The Rottweiler is a wonderful breed of dog that deserves respect and admiration. They have a rich history and unique personality. The Rottweiler is a breed that will work hard to enrich your life with its presence and companionship. But they are not the dog for everyone; they require a confident and experienced owner who can provide proper care, training, socialization, and exercise. The Rottweiler is a dog for those who appreciate its strength, courage, loyalty, and love.
More Dog Breeds
If you’re interested in learning about similar dog breeds, check out:
Do Rottweilers shed a lot?
Rottweilers have a double coat that sheds moderately throughout the year and more heavily during the spring and fall. They need regular brushing to remove loose hair and keep their coat healthy and shiny.
How long do Rottweilers live?
Rottweilers have a lifespan of 9 to 10 years on average. However, some Rottweilers may live longer or shorter depending on their health, genetics, and lifestyle.
Are Rottweilers good with kids?
Rottweilers can be gentle and affectionate with kids if they are raised with them and socialized well from an early age. Rottweilers love people and enjoy being part of family activities. They can also be playful and reliable companions for kids. However, Rottweilers are also large, powerful dogs that may not always know their strength. Therefore, they should always be supervised around young kids or kids who are not familiar with dogs. Kids should be taught to respect the dog’s space and boundaries and not disturb it when it is eating, sleeping, or resting.
Do Rottweilers growl when happy?
Rottweilers may growl when they are happy or excited to express their emotions. They may also growl when they are playing or being affectionate with their owners or other dogs. However, growling can also be a sign of aggression, fear, pain, or discomfort in some situations. Therefore, paying attention to the dog’s context and body language is important to understand its message.

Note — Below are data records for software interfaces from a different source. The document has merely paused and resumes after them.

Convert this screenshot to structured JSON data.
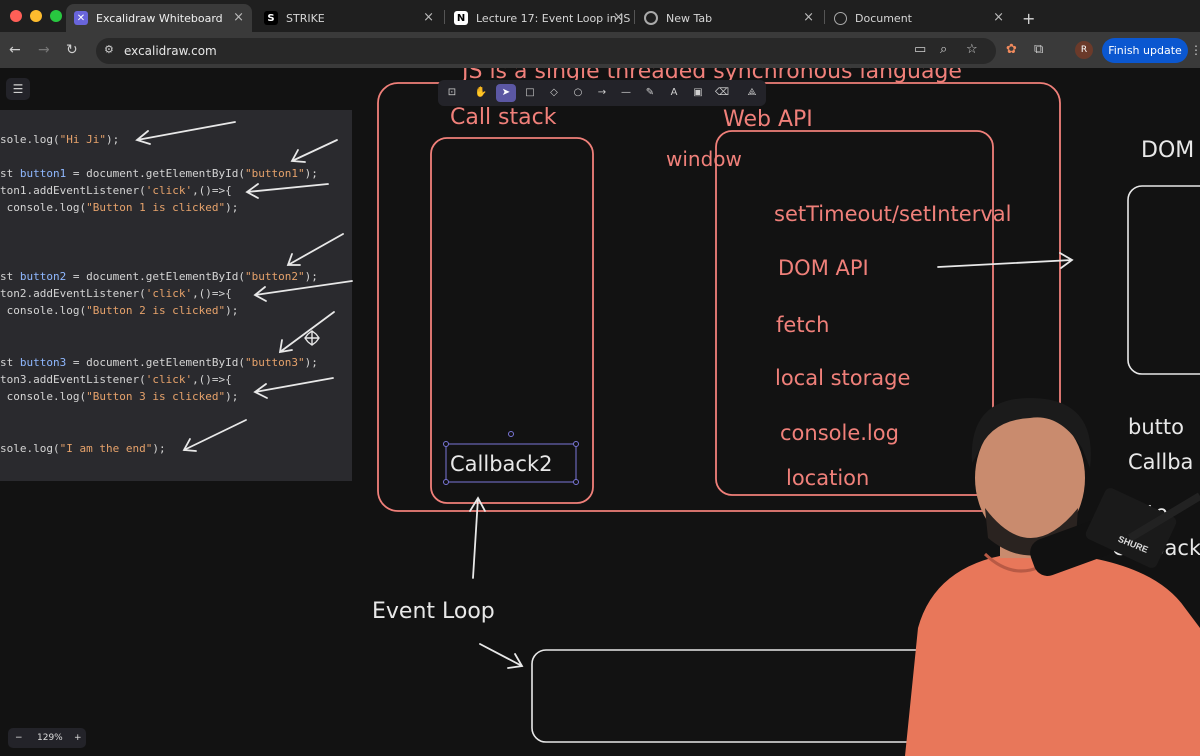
{
  "browser": {
    "tabs": [
      {
        "title": "Excalidraw Whiteboard",
        "active": true
      },
      {
        "title": "STRIKE",
        "active": false
      },
      {
        "title": "Lecture 17: Event Loop in JS",
        "active": false
      },
      {
        "title": "New Tab",
        "active": false
      },
      {
        "title": "Document",
        "active": false
      }
    ],
    "url": "excalidraw.com",
    "update_button": "Finish update",
    "avatar_letter": "R"
  },
  "code": [
    {
      "text": "sole.log(\"Hi Ji\");"
    },
    {
      "text": "st button1 = document.getElementById(\"button1\");"
    },
    {
      "text": "ton1.addEventListener('click',()=>{"
    },
    {
      "text": " console.log(\"Button 1 is clicked\");"
    },
    {
      "text": "st button2 = document.getElementById(\"button2\");"
    },
    {
      "text": "ton2.addEventListener('click',()=>{"
    },
    {
      "text": " console.log(\"Button 2 is clicked\");"
    },
    {
      "text": "st button3 = document.getElementById(\"button3\");"
    },
    {
      "text": "ton3.addEventListener('click',()=>{"
    },
    {
      "text": " console.log(\"Button 3 is clicked\");"
    },
    {
      "text": "sole.log(\"I am the end\");"
    }
  ],
  "whiteboard": {
    "title": "JS is a single threaded synchronous language",
    "call_stack": "Call stack",
    "web_api": "Web API",
    "window": "window",
    "api_items": [
      "setTimeout/setInterval",
      "DOM API",
      "fetch",
      "local storage",
      "console.log",
      "location"
    ],
    "callback": "Callback2",
    "event_loop": "Event Loop",
    "dom_label": "DOM",
    "right_labels": [
      "butto",
      "Callba",
      "butto",
      "Callback"
    ]
  },
  "zoom": {
    "minus": "−",
    "level": "129%",
    "plus": "+"
  },
  "colors": {
    "ink_red": "#f0807a",
    "ink_white": "#e8e8e8",
    "selection": "#7a76d8"
  }
}
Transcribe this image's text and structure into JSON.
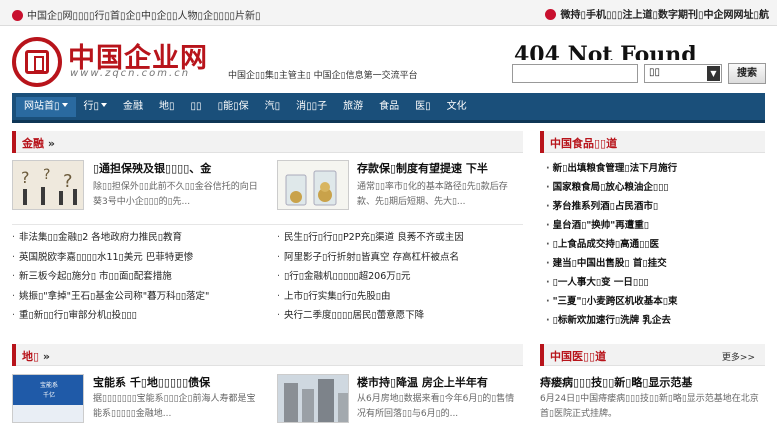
{
  "topbar": {
    "left_text": "中国企▯网▯▯▯▯行▯首▯企▯中▯企▯▯人物▯企▯▯▯▯片新▯",
    "right_text": "微持▯手机▯▯▯注上道▯数字期刊▯中企网网址▯航"
  },
  "header": {
    "logo_text": "中国企业网",
    "logo_url": "www.zqcn.com.cn",
    "info": "中国企▯▯集▯主管主▯ 中国企▯信息第一交流平台",
    "error_text": "404 Not Found"
  },
  "search": {
    "placeholder": "",
    "select_value": "▯▯",
    "button_label": "搜索"
  },
  "nav": {
    "items": [
      "网站首▯",
      "行▯",
      "金融",
      "地▯",
      "▯▯",
      "▯能▯保",
      "汽▯",
      "消▯▯子",
      "旅游",
      "食品",
      "医▯",
      "文化"
    ]
  },
  "finance": {
    "title": "金融",
    "feature1": {
      "title": "▯通担保殃及银▯▯▯▯、金",
      "desc": "除▯▯担保外▯▯此前不久▯▯金谷信托的向日葵3号中小企▯▯▯的▯先..."
    },
    "feature2": {
      "title": "存款保▯制度有望提速 下半",
      "desc": "通常▯▯率市▯化的基本路径▯先▯款后存款、先▯期后短期、先大▯..."
    },
    "left_list": [
      "非法集▯▯金融▯2 各地政府力推民▯教育",
      "英国脱欧李嘉▯▯▯▯水11▯美元 巴菲特更惨",
      "新三板今起▯施分▯ 市▯▯面▯配套措施",
      "姚振▯\"拿掉\"王石▯基金公司称\"暮万科▯▯落定\"",
      "重▯新▯▯行▯审部分机▯投▯▯▯"
    ],
    "mid_list": [
      "民生▯行▯行▯▯P2P充▯渠道 良莠不齐或主因",
      "阿里影子▯行折射▯皆真空 存高杠杆被点名",
      "▯行▯金融机▯▯▯▯▯超206万▯元",
      "上市▯行实集▯行▯先股▯由",
      "央行二季度▯▯▯▯居民▯蕾意愿下降"
    ]
  },
  "land": {
    "title": "地▯",
    "feature1": {
      "title": "宝能系 千▯地▯▯▯▯▯债保",
      "desc": "据▯▯▯▯▯▯▯宝能系▯▯▯企▯前海人寿都是宝能系▯▯▯▯▯金融地..."
    },
    "feature2": {
      "title": "楼市持▯降温 房企上半年有",
      "desc": "从6月房地▯数据来看▯今年6月▯的▯售情况有所回落▯▯与6月▯的..."
    }
  },
  "food": {
    "title": "中国食品▯▯道",
    "items": [
      "新▯出填粮食管理▯法下月施行",
      "国家粮食局▯放心粮油企▯▯▯",
      "茅台推系列酒▯占民酒市▯",
      "皇台酒▯\"换帅\"再遭重▯",
      "▯上食品成交持▯高通▯▯医",
      "建当▯中国出售股▯ 首▯挂交",
      "▯一人事大▯变 一日▯▯▯",
      "\"三夏\"▯小麦跨区机收基本▯束",
      "▯标新欢加速行▯洗牌 乳企去"
    ]
  },
  "medical": {
    "title": "中国医▯▯道",
    "more_label": "更多>>",
    "feature": {
      "title": "痔瘘病▯▯▯技▯▯新▯略▯显示范基",
      "desc": "6月24日▯中国痔瘘病▯▯▯技▯▯新▯略▯显示范基地在北京首▯医院正式挂牌。"
    }
  },
  "colors": {
    "brand_red": "#b8141b",
    "nav_blue": "#1a4f7a"
  }
}
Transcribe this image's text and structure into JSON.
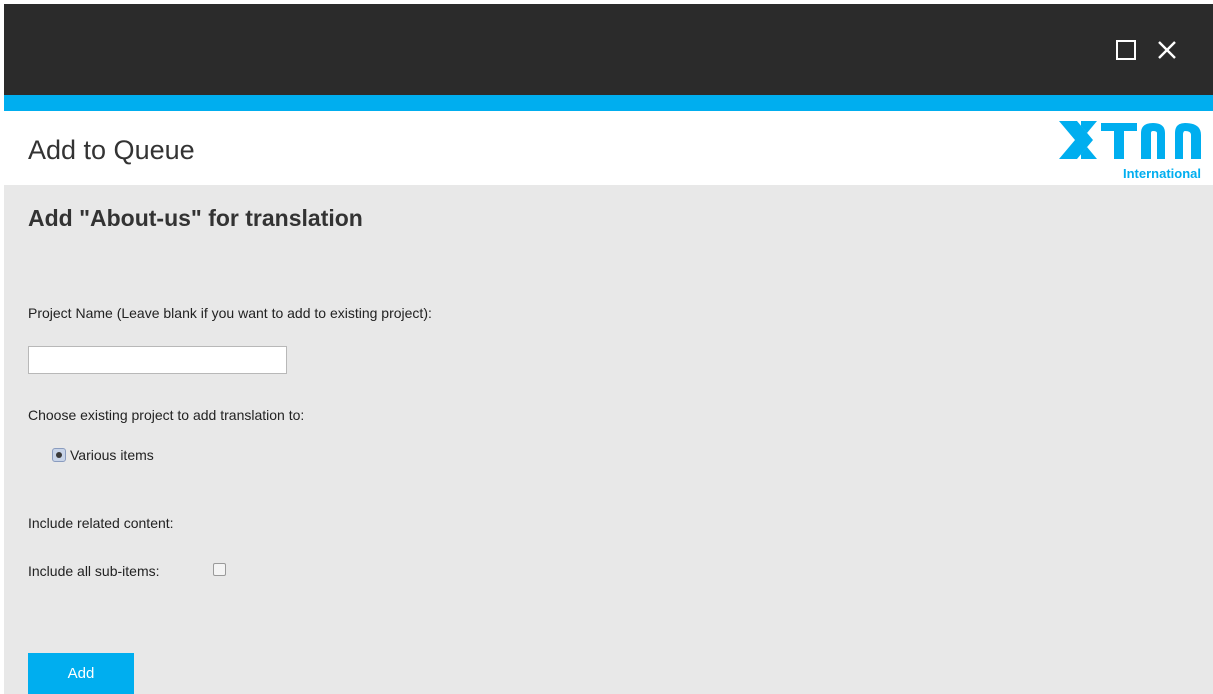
{
  "window": {
    "maximize_icon": "maximize-icon",
    "close_icon": "close-icon"
  },
  "header": {
    "title": "Add to Queue",
    "logo_text": "XTM",
    "logo_subtitle": "International"
  },
  "colors": {
    "accent": "#00aeef",
    "titlebar": "#2b2b2b",
    "content_bg": "#e8e8e8"
  },
  "form": {
    "heading": "Add \"About-us\" for translation",
    "project_name_label": "Project Name (Leave blank if you want to add to existing project):",
    "project_name_value": "",
    "existing_project_label": "Choose existing project to add translation to:",
    "existing_project_option": "Various items",
    "related_content_label": "Include related content:",
    "sub_items_label": "Include all sub-items:",
    "add_button_label": "Add"
  }
}
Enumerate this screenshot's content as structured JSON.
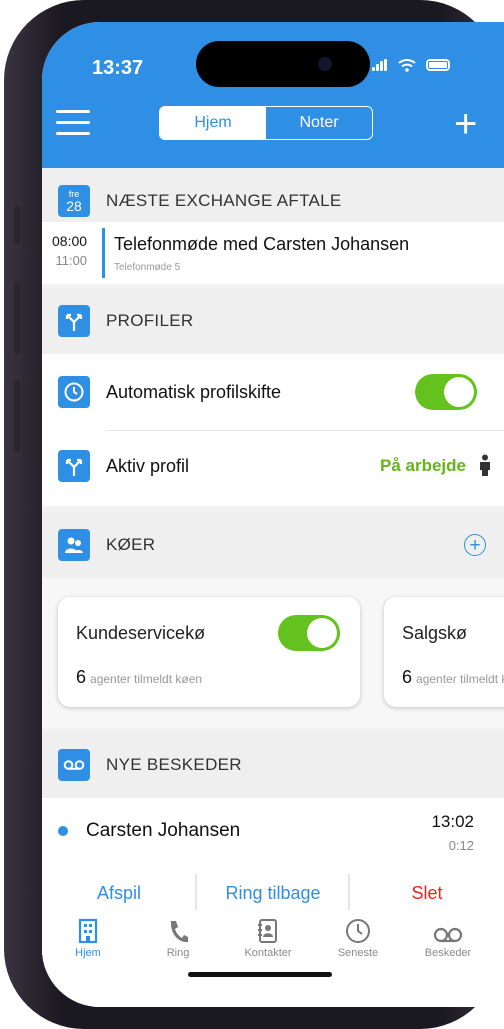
{
  "status_bar": {
    "time": "13:37"
  },
  "header": {
    "tabs": [
      "Hjem",
      "Noter"
    ]
  },
  "appointment_section": {
    "title": "NÆSTE EXCHANGE AFTALE",
    "cal_day": "fre",
    "cal_date": "28",
    "start": "08:00",
    "end": "11:00",
    "appt_title": "Telefonmøde med Carsten Johansen",
    "appt_sub": "Telefonmøde 5"
  },
  "profiles_section": {
    "title": "PROFILER",
    "auto_switch_label": "Automatisk profilskifte",
    "auto_switch_on": true,
    "active_profile_label": "Aktiv profil",
    "active_profile_value": "På arbejde"
  },
  "queues_section": {
    "title": "KØER",
    "queues": [
      {
        "name": "Kundeservicekø",
        "count": "6",
        "count_label": "agenter tilmeldt køen",
        "on": true
      },
      {
        "name": "Salgskø",
        "count": "6",
        "count_label": "agenter tilmeldt køen"
      }
    ]
  },
  "messages_section": {
    "title": "NYE BESKEDER",
    "items": [
      {
        "caller": "Carsten Johansen",
        "time": "13:02",
        "duration": "0:12"
      }
    ],
    "actions": {
      "play": "Afspil",
      "call_back": "Ring tilbage",
      "delete": "Slet"
    }
  },
  "tabbar": [
    "Hjem",
    "Ring",
    "Kontakter",
    "Seneste",
    "Beskeder"
  ],
  "colors": {
    "accent": "#2f8fe4",
    "toggle_on": "#63c21d",
    "delete": "#e8231b",
    "profile_active": "#63b51a"
  }
}
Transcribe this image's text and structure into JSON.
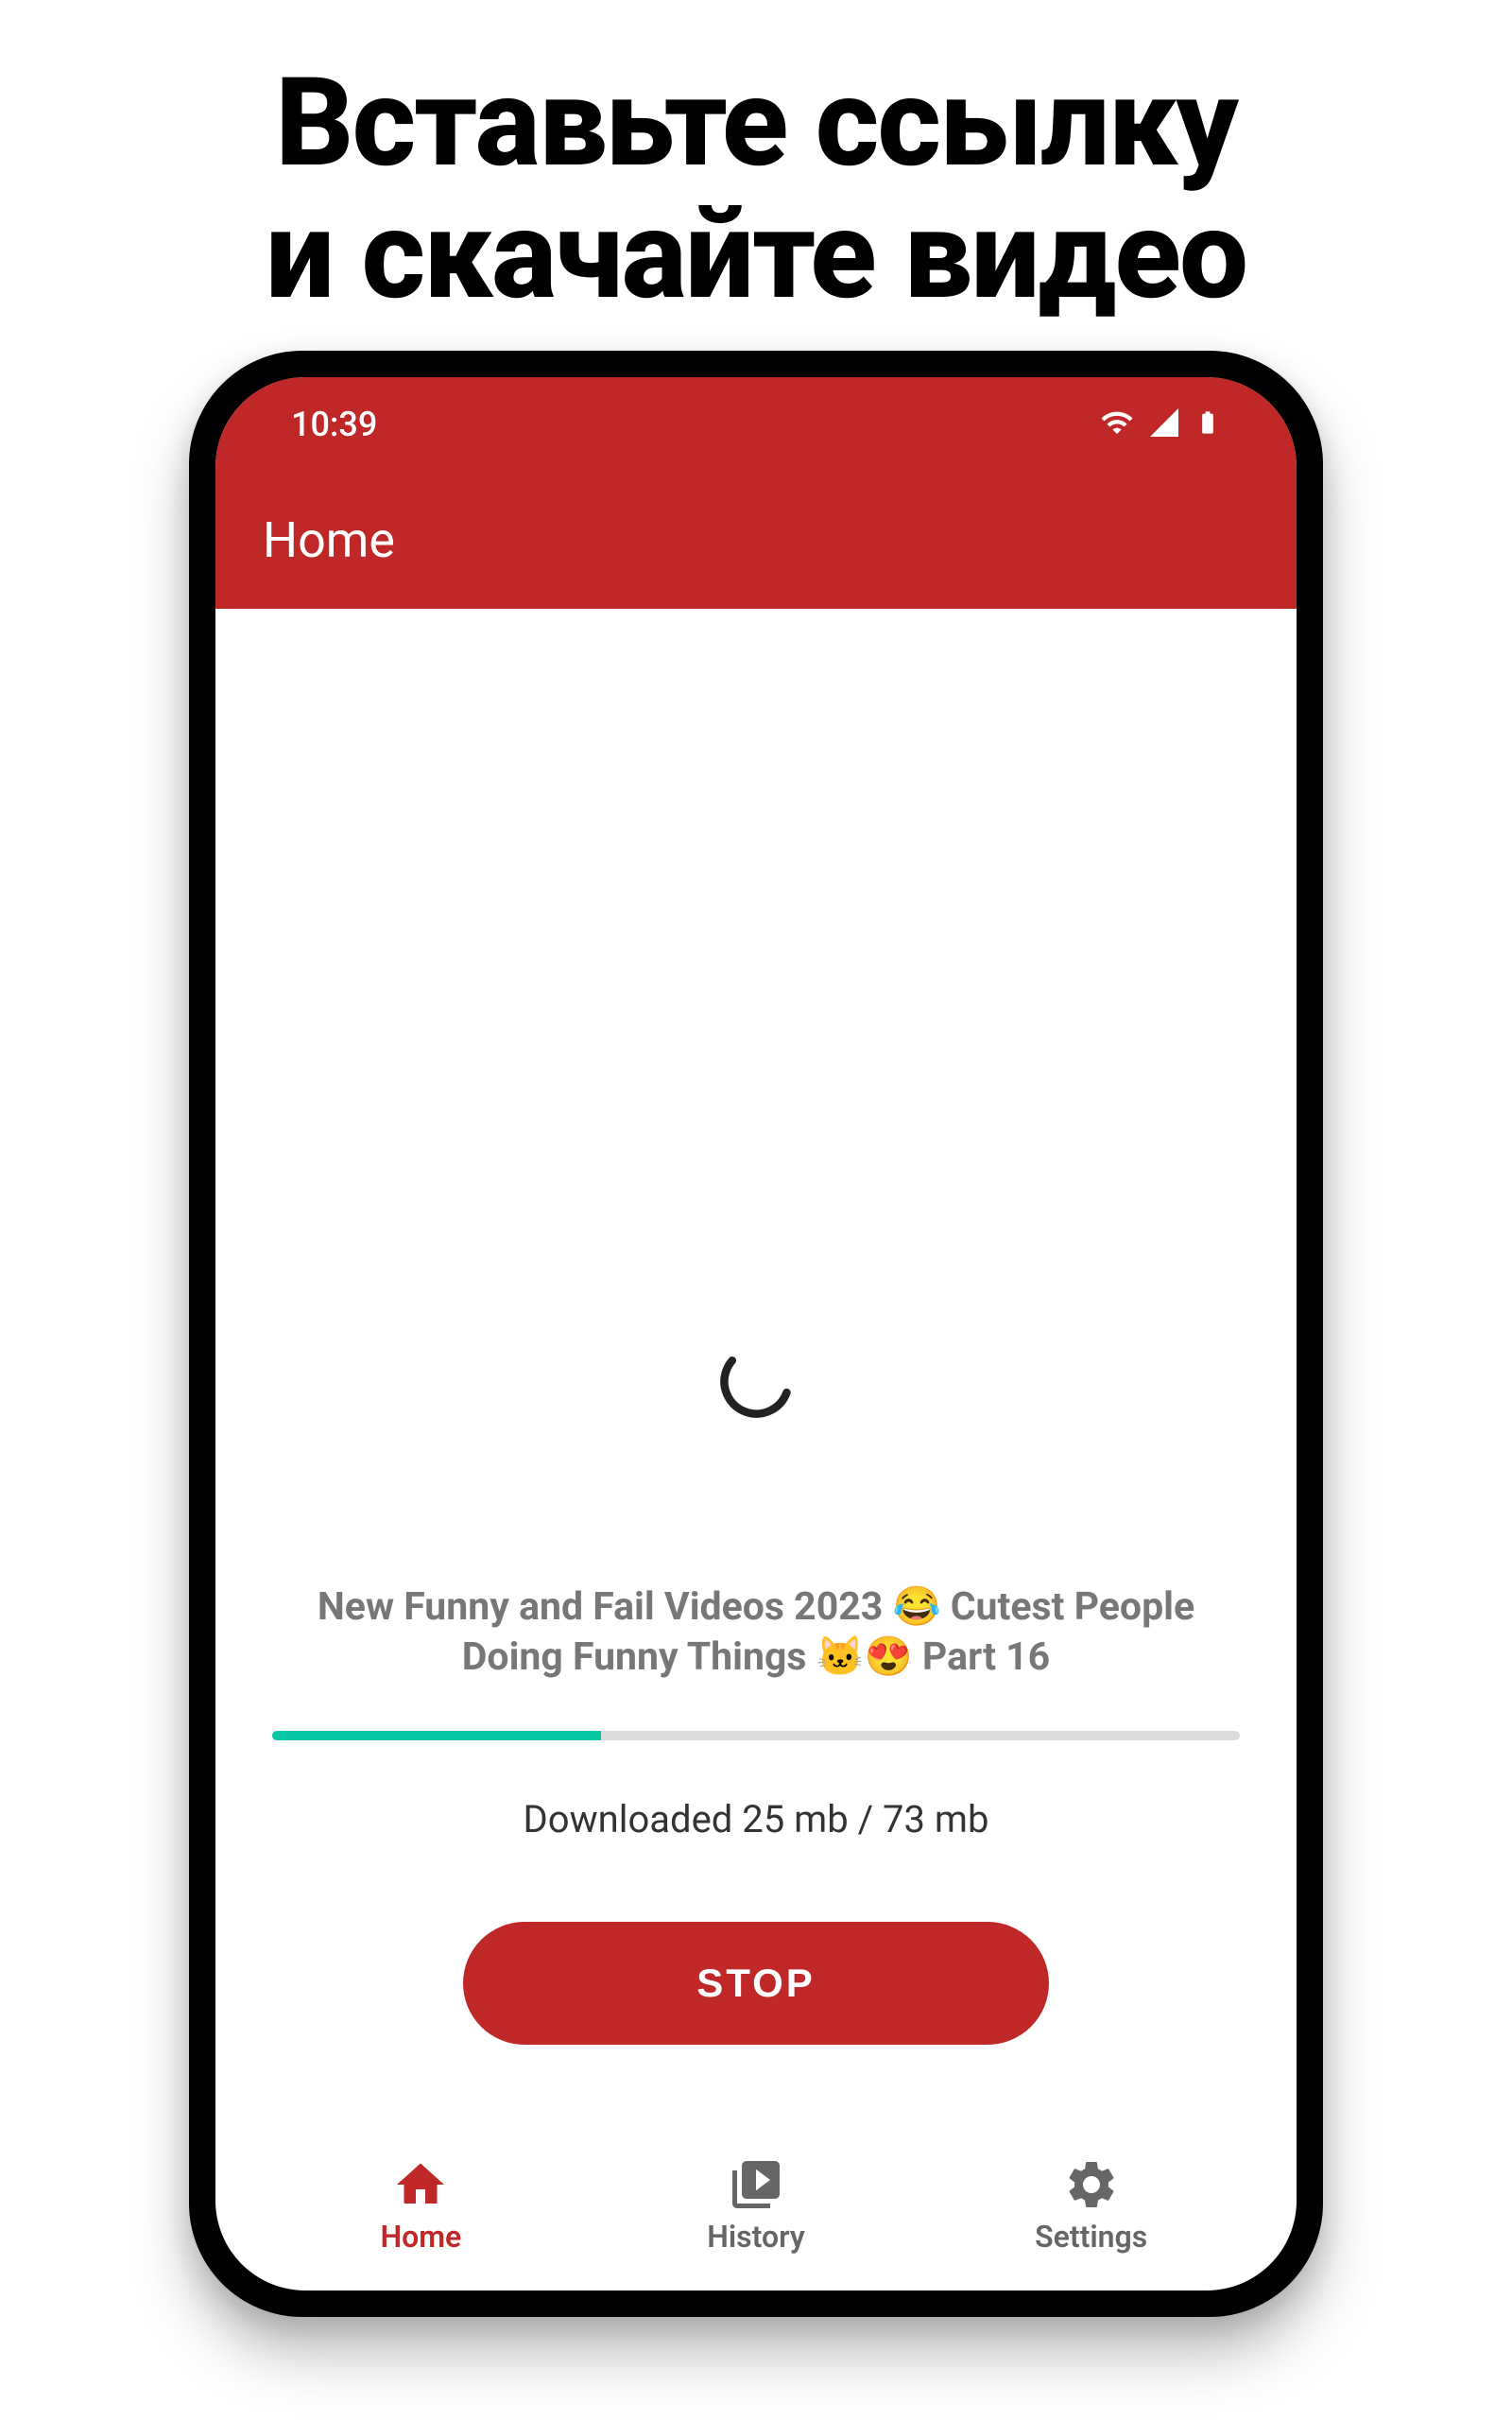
{
  "promo": {
    "line1": "Вставьте ссылку",
    "line2": "и скачайте видео"
  },
  "status_bar": {
    "time": "10:39"
  },
  "app_bar": {
    "title": "Home"
  },
  "download": {
    "video_title": "New Funny and Fail Videos 2023 😂 Cutest People Doing Funny Things 🐱😍 Part 16",
    "progress_percent": 34,
    "downloaded_mb": 25,
    "total_mb": 73,
    "status_text": "Downloaded 25 mb / 73 mb",
    "stop_label": "STOP"
  },
  "nav": {
    "items": [
      {
        "label": "Home",
        "active": true
      },
      {
        "label": "History",
        "active": false
      },
      {
        "label": "Settings",
        "active": false
      }
    ]
  },
  "colors": {
    "accent": "#c02828",
    "progress": "#06c6a4"
  }
}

How much does a Rottweiler cost?
The average price of a Rottweiler puppy from a breeder is around $1,150, but it can range from $600 to $4,000 depending on the pedigree, bloodline, and the dog’s quality. Owning a Rottweiler throughout its lifetime is estimated to be around $21,670, including food, grooming, training, health care, and other expenses.